_EXERCISE DIRECTIONS_
Print out every record below, exactly as written.

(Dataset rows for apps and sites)

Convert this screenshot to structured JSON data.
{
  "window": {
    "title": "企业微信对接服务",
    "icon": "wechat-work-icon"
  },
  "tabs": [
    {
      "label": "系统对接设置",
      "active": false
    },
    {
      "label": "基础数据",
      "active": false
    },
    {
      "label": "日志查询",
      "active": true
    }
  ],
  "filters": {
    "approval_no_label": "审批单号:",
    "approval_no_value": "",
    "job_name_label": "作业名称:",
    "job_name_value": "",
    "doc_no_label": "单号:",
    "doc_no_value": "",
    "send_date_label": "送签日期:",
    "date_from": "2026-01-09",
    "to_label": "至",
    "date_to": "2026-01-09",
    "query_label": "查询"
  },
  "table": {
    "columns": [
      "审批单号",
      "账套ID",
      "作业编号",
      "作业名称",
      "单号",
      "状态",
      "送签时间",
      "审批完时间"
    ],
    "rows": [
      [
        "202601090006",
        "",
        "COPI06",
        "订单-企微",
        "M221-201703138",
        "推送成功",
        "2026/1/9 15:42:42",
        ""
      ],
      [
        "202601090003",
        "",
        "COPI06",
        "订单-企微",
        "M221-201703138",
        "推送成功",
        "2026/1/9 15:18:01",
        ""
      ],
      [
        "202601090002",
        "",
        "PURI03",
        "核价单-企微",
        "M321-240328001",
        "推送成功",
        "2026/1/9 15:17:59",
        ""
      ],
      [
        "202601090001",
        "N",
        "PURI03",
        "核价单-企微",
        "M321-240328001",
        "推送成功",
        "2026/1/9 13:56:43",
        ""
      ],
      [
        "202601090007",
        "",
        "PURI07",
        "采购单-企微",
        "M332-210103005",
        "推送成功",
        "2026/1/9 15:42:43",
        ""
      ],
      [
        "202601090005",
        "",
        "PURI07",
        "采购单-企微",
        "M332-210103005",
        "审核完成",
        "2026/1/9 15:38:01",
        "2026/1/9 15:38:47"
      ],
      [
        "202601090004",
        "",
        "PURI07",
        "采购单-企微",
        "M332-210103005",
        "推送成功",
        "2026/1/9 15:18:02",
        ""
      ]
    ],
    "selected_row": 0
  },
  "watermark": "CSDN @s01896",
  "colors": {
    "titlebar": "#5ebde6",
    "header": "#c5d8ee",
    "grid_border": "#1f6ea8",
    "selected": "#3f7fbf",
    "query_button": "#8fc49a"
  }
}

_SOLUTION TO THIS TASK_
Convert this screenshot to structured JSON data.
{
  "window": {
    "title": "企业微信对接服务",
    "icon": "wechat-work-icon"
  },
  "tabs": [
    {
      "label": "系统对接设置",
      "active": false
    },
    {
      "label": "基础数据",
      "active": false
    },
    {
      "label": "日志查询",
      "active": true
    }
  ],
  "filters": {
    "approval_no_label": "审批单号:",
    "approval_no_value": "",
    "job_name_label": "作业名称:",
    "job_name_value": "",
    "doc_no_label": "单号:",
    "doc_no_value": "",
    "send_date_label": "送签日期:",
    "date_from": "2026-01-09",
    "to_label": "至",
    "date_to": "2026-01-09",
    "query_label": "查询"
  },
  "table": {
    "columns": [
      "审批单号",
      "账套ID",
      "作业编号",
      "作业名称",
      "单号",
      "状态",
      "送签时间",
      "审批完时间"
    ],
    "rows": [
      [
        "202601090006",
        "",
        "COPI06",
        "订单-企微",
        "M221-201703138",
        "推送成功",
        "2026/1/9 15:42:42",
        ""
      ],
      [
        "202601090003",
        "",
        "COPI06",
        "订单-企微",
        "M221-201703138",
        "推送成功",
        "2026/1/9 15:18:01",
        ""
      ],
      [
        "202601090002",
        "",
        "PURI03",
        "核价单-企微",
        "M321-240328001",
        "推送成功",
        "2026/1/9 15:17:59",
        ""
      ],
      [
        "202601090001",
        "N",
        "PURI03",
        "核价单-企微",
        "M321-240328001",
        "推送成功",
        "2026/1/9 13:56:43",
        ""
      ],
      [
        "202601090007",
        "",
        "PURI07",
        "采购单-企微",
        "M332-210103005",
        "推送成功",
        "2026/1/9 15:42:43",
        ""
      ],
      [
        "202601090005",
        "",
        "PURI07",
        "采购单-企微",
        "M332-210103005",
        "审核完成",
        "2026/1/9 15:38:01",
        "2026/1/9 15:38:47"
      ],
      [
        "202601090004",
        "",
        "PURI07",
        "采购单-企微",
        "M332-210103005",
        "推送成功",
        "2026/1/9 15:18:02",
        ""
      ]
    ],
    "selected_row": 0
  },
  "watermark": "CSDN @s01896",
  "colors": {
    "titlebar": "#5ebde6",
    "header": "#c5d8ee",
    "grid_border": "#1f6ea8",
    "selected": "#3f7fbf",
    "query_button": "#8fc49a"
  }
}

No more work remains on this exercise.